Before sitting down to create your menu, the first thing to define is the concept. In other words, how you want people to remember you, and why they will want to come back. You must think about what sets you apart from your competitors. Be careful not to bewilder your customers; you must offer them a choice of dishes and set menus that is harmonious, logical and understandable.
C for Customers
The concept that we set out to create must be inspired by our customers, not by the individual tastes of the restaurant owner, or those of his or her children, brother-in-law, niece or neighbour. You may wonder, why I am telling you this? Quite simply because in a lots of restaurants in which I have worked, I have noticed that their menus are like jigsaws: each piece corresponds to the preferences of an acquaintance, a particular dish eaten at a marriage, a starter discovered while on vacation, an aunt’s favourite dessert, etc. The end result is a menu that has no consistency; one that never gives the impression that the customer has been placed at the centre of the underlying thought process.
To understand our customers, we must first put ourselves in their shoes, try to experience the same feelings, and think and dream as they do. This means asking yourself the following questions:
- What type of customers would I like to have in my restaurant?
- What type of customers would I like to attract to my restaurant every day?
- Which age bracket would I like to appeal to?
- What kind of origins would I like to appeal to?
- What professions would I like to appeal to?
- What kind of leisure activities would my ideal customers have?
- What kind of problems might they have?
To create a menu with products inspired by your customers, try drawing up a list like the one below:
- My ideal customers are aged between 25 and 40.
- They go out twice a month with their friends.
- Their financial resources for eating out are limited.
- They are looking for variety in the dishes.
- After dinner, they will continue their night out in the neighbourhood.
- and so on.
As soon as you have found 10 characteristics (the minimum, sufficient number to get started), ask yourself “what can I do for them?” If you put yourself in their shoes, you will better understand their desires and their needs. Only then will you be able to define a clear concept that meets these needs via your menu!
C for Change
How dull life would be without emotions. How would we carry on if nothing ever changed? Our lives change, just like our motivations. If we are looking for — and need — emotions in our daily lives, then why not offer our customers something new?
You must change your menu from time to time for a number of obvious reasons:
- By changing the menu with each new season, you make the most of seasonal products at lower prices.
- If your offer new dishes, the customer will always have a reason for coming back.
- If you modify the menu or include a few chef’s suggestions, customers will always have something new to try when they come back.
- By renewing your cuisine, you can tell the customer a new story, whether it be on the menu, on your website, on the social networks, or face to face.
If you take a close look at the leading restaurant chains, you will notice that they constantly renew their menus and offer different dishes with each new season. You must become aware of the fact that your menu allows you to continually delight your customers.

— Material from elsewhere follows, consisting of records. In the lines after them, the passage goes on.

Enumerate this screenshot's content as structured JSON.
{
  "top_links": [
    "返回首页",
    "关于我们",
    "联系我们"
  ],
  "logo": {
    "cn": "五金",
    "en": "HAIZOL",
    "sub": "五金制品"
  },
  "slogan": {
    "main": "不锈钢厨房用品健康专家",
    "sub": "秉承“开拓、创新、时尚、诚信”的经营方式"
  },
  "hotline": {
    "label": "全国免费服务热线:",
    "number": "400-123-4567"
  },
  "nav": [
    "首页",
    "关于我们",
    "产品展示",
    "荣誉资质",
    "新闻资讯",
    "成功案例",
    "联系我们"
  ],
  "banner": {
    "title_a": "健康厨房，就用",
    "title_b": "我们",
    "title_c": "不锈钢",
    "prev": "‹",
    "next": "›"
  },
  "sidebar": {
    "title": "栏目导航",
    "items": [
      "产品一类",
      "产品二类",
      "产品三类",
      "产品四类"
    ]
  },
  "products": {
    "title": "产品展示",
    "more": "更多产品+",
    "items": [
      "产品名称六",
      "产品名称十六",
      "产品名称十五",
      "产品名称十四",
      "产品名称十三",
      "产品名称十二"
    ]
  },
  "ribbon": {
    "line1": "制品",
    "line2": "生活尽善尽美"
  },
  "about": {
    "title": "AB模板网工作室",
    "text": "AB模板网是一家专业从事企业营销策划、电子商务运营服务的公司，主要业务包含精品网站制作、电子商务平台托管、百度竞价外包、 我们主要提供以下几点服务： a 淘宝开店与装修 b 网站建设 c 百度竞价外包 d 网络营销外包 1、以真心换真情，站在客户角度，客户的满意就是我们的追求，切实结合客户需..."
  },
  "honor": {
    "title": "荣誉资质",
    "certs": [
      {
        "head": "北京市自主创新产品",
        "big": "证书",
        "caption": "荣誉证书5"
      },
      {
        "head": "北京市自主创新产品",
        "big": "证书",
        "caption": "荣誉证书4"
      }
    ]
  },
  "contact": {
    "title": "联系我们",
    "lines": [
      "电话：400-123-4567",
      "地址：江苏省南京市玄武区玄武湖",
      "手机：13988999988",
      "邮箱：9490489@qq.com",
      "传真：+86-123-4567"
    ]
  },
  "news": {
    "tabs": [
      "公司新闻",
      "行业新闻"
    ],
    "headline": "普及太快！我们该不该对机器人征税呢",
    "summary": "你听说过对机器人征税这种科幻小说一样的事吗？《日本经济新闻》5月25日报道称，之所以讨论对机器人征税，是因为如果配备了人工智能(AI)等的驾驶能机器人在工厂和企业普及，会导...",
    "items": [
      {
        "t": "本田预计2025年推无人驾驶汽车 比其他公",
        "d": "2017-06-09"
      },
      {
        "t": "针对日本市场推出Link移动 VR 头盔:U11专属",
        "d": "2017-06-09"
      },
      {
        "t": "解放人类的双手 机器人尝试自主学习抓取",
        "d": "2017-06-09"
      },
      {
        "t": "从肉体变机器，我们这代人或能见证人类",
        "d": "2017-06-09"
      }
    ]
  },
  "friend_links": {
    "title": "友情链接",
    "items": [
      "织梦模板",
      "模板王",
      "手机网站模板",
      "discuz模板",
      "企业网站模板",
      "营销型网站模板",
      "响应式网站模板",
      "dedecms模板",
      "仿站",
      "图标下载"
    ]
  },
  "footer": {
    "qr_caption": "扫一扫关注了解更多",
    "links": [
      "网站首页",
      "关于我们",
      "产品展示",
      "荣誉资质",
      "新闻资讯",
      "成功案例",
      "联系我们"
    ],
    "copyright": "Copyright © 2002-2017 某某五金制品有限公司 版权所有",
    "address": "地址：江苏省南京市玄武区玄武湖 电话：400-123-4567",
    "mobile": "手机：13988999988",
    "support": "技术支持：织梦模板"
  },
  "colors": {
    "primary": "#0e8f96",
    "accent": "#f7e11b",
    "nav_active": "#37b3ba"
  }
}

If we foster love and friendship via surprises and great times, why not do the same thing with our customers?
As can be seen, this theory is nothing more than common sense! It does not involve any applied science and does not require any investment in order to be deployed. It simply boils down to wanting to improve things and always putting the customer first.
Note: we must offer customers what they want to buy, not what we want to sell.
Remember that the 3Cs form a whole: if you forget one C, your menu will immediately lose a little of its soul…
Feel free to send us an example of your menu to share your best practices, advice and tips for making this tool an excellent means of communication.